The internet of things, or IoT, has made our lives much more convenient in many ways. IoT gives electronic devices the means to communicate with each other via the internet – and they no longer need human interaction to do it.
IoT technology gives our devices the ability to do more for us and make our lives more efficient. However, IoT is also a relatively new technology, which means there are key security threats to be aware of. Without protective measures in place, IoT devices can be vulnerable to cyber attacks and other security threats.
Here are some of the top IoT security threats to be aware of in 2022 and how you can protect your devices.
What is IoT?
The internet of things is a broad network of electronic devices, software programs, and other items that can connect to the internet to share data. You probably already use IoT devices in your personal life without realizing it. For example, many modern cars can connect to your mobile phone or smartwatch using the internet, allowing you to share playlists, location data, and more between devices.
At home, the IoT can connect smart devices like your thermostat, refrigerator, lights, and more, which helps your home run more efficiently. In a professional setting, you might see IoT products like smart locks, energy monitoring devices, and even smart scheduling devices.
Top IoT Security Threats in 2022
1. Unencrypted data storage
IoT devices collect a huge amount of valuable data throughout the day, much of which is stored in the cloud. This data can make IoT devices a target for hackers and other cybercriminals, so it is essential that it is stored securely. It’s also very important that whenever data is transferred between devices, it is done securely, ideally with an encrypted connection.
Unfortunately, many IoT devices do not yet have reliable firewalls and other security features, which leaves this data very vulnerable. There are also some scenarios in which it is difficult to guarantee a secure connection between devices – for example, transferring data between a smartphone and other devices is often done via public WiFi networks.
When data isn’t stored properly, it leaves you vulnerable to malware. Malware can affect the way your devices run, and in the worst case scenario, it can even lock you out of your devices and hold your data for ransom.
2. Unsecured financial information
Some IoT devices have access to their users’ financial information.
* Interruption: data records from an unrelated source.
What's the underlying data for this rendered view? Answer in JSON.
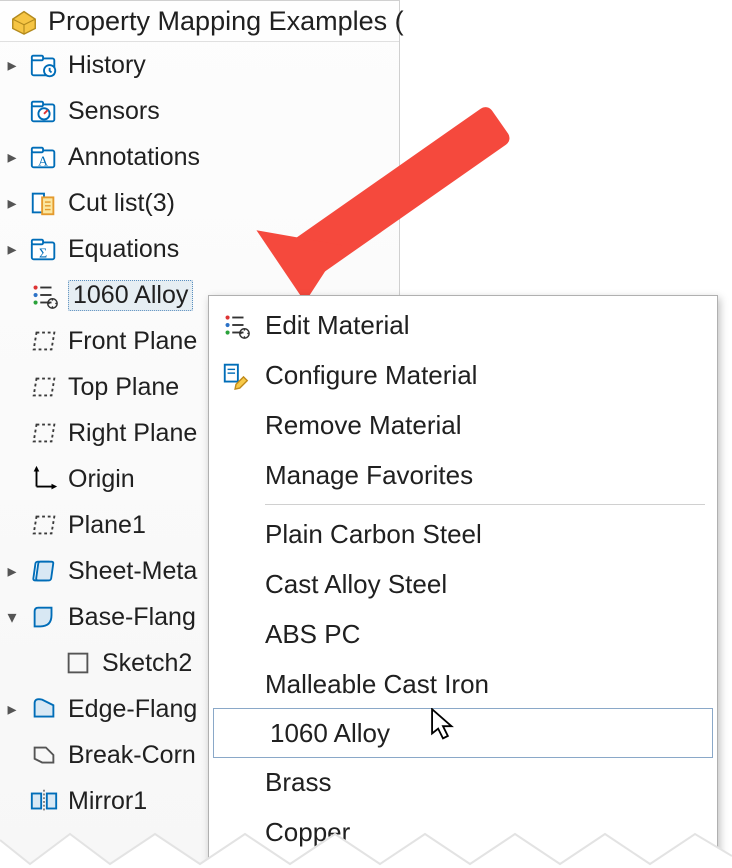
{
  "header": {
    "title": "Property Mapping Examples  ("
  },
  "tree": {
    "items": [
      {
        "label": "History",
        "expander": "▸",
        "icon": "folder-history"
      },
      {
        "label": "Sensors",
        "expander": "",
        "icon": "sensors"
      },
      {
        "label": "Annotations",
        "expander": "▸",
        "icon": "annotations"
      },
      {
        "label": "Cut list(3)",
        "expander": "▸",
        "icon": "cutlist"
      },
      {
        "label": "Equations",
        "expander": "▸",
        "icon": "equations"
      },
      {
        "label": "1060 Alloy",
        "expander": "",
        "icon": "material",
        "selected": true
      },
      {
        "label": "Front Plane",
        "expander": "",
        "icon": "plane"
      },
      {
        "label": "Top Plane",
        "expander": "",
        "icon": "plane"
      },
      {
        "label": "Right Plane",
        "expander": "",
        "icon": "plane"
      },
      {
        "label": "Origin",
        "expander": "",
        "icon": "origin"
      },
      {
        "label": "Plane1",
        "expander": "",
        "icon": "plane"
      },
      {
        "label": "Sheet-Meta",
        "expander": "▸",
        "icon": "sheetmetal"
      },
      {
        "label": "Base-Flang",
        "expander": "▾",
        "icon": "baseflange"
      },
      {
        "label": "Sketch2",
        "expander": "",
        "icon": "sketch",
        "indent": 1
      },
      {
        "label": "Edge-Flang",
        "expander": "▸",
        "icon": "edgeflange"
      },
      {
        "label": "Break-Corn",
        "expander": "",
        "icon": "breakcorner"
      },
      {
        "label": "Mirror1",
        "expander": "",
        "icon": "mirror"
      }
    ]
  },
  "menu": {
    "top_items": [
      {
        "label": "Edit Material",
        "icon": "material"
      },
      {
        "label": "Configure Material",
        "icon": "configure"
      },
      {
        "label": "Remove Material",
        "icon": ""
      },
      {
        "label": "Manage Favorites",
        "icon": ""
      }
    ],
    "fav_items": [
      {
        "label": "Plain Carbon Steel"
      },
      {
        "label": "Cast Alloy Steel"
      },
      {
        "label": "ABS PC"
      },
      {
        "label": "Malleable Cast Iron"
      },
      {
        "label": "1060 Alloy",
        "hover": true
      },
      {
        "label": "Brass"
      },
      {
        "label": "Copper"
      }
    ]
  },
  "colors": {
    "arrow": "#f5493d",
    "accent": "#006db8"
  }
}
When these devices have access to things like your credit card or banking information, they quickly become a target for hackers.
This is a particularly worrisome problem for financial companies that use IoT devices at work. As IoT and AI technology expands, you can manage many different aspects of your business using these tools. However, it can put both your business and your customers at risk if these devices have access to unsecured financial information.
3. Access to physical property
Another huge security risk to consider is the fact that IoT devices are often connected to physical property in some way. For example, many homes, businesses, and cars now have locks and security systems that are connected to the IoT. This means that if someone hacks the device, they could have access to your physical property and even threaten your physical safety.
4. Weak passwords and ID verification
A strong password is essential for protecting your devices. Unfortunately, many IoT devices are not password protected. Even with password-protected devices, many users choose options that are very simple and easy to guess. This leaves your IoT devices very vulnerable to hackers.
In addition to passwords, many IoT devices use other forms of identity verification. For example, many devices use biometric verification like fingerprints or even facial recognition as a form of identity verification. While this can be more secure than just using a password, it’s important to make sure this identity verification data is stored and managed securely.
5. Botnets and malicious IoT devices
IoT allows electronic devices to connect and talk to each other – but not all of these devices are created with good intentions. Cybercriminals can take existing IoT devices and use them to infiltrate secure networks.
IoT devices are also particularly vulnerable to botnet attacks. Botnets are networks of devices that are used to run malicious bots and transfer malware. Botnets can infiltrate IoT networks to put ransomware, spyware, or other forms of malware on secure devices, compromising your financial and personal security.
How To Protect Your IoT Devices
Although these security threats are ever-present for IoT devices, there are things you can do to keep them secure. Here are a few things you can do to protect your IoT devices.
Update your systems regularly. Security threats are constantly evolving and changing. This means that developers need to update these systems regularly to address these security threats. It’s important to apply these updates to your IoT devices whenever new ones are released to minimize vulnerabilities.
Choose strong passwords. A weak password can leave your IoT devices extremely vulnerable. When selecting passwords, choose options that are difficult to guess and include a mix of letters, numbers, and symbols. Additionally, you should make sure to update these passwords at regular intervals – ideally every few months. If your IoT device offers two-factor authentication, you should also make sure you are using this feature.
Be smart about the WiFi you’re using. Try to avoid connecting your IoT devices to public WiFi networks, as these tend not to have strong security measures. Additionally, you may want to create a guest network specifically for your IoT devices at home – this can give them an extra layer of protection.
The internet of things is still relatively new, at least when it comes to consumer IoT devices, so we can expect to see security measures improve as this technology grows. When purchasing any new IoT device, it’s very important to be aware of relevant security threats and take steps to protect your networks. While IoT devices are incredibly convenient, they can also be a major target for cybercriminals.